• [Data supplied]
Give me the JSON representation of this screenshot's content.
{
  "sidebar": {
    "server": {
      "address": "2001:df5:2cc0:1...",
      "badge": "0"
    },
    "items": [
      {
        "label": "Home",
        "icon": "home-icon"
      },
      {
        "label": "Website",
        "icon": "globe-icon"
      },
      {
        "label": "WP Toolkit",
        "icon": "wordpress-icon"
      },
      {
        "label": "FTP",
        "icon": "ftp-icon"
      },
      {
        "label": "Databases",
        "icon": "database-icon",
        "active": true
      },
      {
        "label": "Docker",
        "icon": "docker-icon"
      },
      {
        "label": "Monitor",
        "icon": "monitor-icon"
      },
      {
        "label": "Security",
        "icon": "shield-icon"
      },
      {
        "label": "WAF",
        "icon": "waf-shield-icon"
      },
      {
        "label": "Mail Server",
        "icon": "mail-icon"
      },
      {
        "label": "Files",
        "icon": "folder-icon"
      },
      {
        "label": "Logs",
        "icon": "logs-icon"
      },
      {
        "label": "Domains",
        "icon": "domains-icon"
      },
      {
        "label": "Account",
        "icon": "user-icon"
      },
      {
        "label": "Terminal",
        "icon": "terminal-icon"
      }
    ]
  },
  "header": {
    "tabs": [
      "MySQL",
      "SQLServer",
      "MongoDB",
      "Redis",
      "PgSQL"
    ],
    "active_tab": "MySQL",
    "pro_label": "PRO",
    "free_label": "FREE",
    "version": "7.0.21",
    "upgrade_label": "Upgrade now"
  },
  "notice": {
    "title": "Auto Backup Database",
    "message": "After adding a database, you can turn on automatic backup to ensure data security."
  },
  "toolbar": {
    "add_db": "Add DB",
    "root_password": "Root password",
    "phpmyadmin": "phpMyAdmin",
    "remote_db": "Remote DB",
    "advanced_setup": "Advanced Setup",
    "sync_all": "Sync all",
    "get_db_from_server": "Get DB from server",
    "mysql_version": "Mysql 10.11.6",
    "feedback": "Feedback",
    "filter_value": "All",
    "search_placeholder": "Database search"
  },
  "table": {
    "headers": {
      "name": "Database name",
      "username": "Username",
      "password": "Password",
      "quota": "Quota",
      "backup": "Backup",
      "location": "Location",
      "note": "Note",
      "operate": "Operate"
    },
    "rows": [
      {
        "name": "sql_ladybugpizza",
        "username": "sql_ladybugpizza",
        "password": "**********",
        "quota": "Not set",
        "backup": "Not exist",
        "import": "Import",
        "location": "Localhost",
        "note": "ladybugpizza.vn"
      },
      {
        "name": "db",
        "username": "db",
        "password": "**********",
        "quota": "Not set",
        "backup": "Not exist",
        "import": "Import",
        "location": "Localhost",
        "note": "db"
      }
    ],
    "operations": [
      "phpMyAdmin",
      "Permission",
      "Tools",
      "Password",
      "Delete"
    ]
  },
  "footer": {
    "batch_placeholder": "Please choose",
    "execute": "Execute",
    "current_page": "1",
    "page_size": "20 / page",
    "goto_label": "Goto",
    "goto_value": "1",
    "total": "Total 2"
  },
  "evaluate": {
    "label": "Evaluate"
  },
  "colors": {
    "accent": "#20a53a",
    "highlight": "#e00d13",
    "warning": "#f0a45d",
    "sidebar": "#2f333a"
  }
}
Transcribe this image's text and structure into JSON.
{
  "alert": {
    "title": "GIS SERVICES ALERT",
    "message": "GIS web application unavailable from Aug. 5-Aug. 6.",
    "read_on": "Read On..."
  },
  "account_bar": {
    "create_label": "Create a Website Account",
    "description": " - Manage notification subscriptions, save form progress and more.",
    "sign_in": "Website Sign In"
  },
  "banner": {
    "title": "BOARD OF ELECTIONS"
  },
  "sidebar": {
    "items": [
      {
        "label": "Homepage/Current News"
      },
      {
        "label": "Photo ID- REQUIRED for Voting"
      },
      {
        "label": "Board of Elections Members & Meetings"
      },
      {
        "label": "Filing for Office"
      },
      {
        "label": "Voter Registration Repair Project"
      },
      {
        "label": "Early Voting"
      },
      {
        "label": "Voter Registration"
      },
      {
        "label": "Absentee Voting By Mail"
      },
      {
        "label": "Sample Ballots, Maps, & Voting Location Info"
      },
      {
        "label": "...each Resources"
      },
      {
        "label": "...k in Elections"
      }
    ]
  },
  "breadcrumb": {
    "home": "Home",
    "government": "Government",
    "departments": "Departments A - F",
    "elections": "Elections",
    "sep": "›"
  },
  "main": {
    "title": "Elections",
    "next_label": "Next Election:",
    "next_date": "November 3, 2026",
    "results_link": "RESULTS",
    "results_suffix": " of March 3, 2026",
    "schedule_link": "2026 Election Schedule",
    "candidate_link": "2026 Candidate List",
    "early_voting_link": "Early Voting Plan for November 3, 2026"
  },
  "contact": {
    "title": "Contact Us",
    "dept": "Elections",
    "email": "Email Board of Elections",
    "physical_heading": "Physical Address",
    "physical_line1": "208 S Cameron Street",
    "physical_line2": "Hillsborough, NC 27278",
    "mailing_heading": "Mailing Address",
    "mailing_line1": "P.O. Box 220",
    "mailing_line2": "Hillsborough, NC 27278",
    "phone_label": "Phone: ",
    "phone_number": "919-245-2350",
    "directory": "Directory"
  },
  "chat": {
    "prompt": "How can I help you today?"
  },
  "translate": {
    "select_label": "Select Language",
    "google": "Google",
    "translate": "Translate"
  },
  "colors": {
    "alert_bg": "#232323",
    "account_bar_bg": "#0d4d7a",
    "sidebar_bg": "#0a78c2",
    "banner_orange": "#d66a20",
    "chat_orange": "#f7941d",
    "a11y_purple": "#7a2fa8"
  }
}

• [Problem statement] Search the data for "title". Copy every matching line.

• [Exercise response]
    "title": "Auto Backup Database",
    "title": "GIS SERVICES ALERT",
    "title": "BOARD OF ELECTIONS"
    "title": "Elections",
    "title": "Contact Us",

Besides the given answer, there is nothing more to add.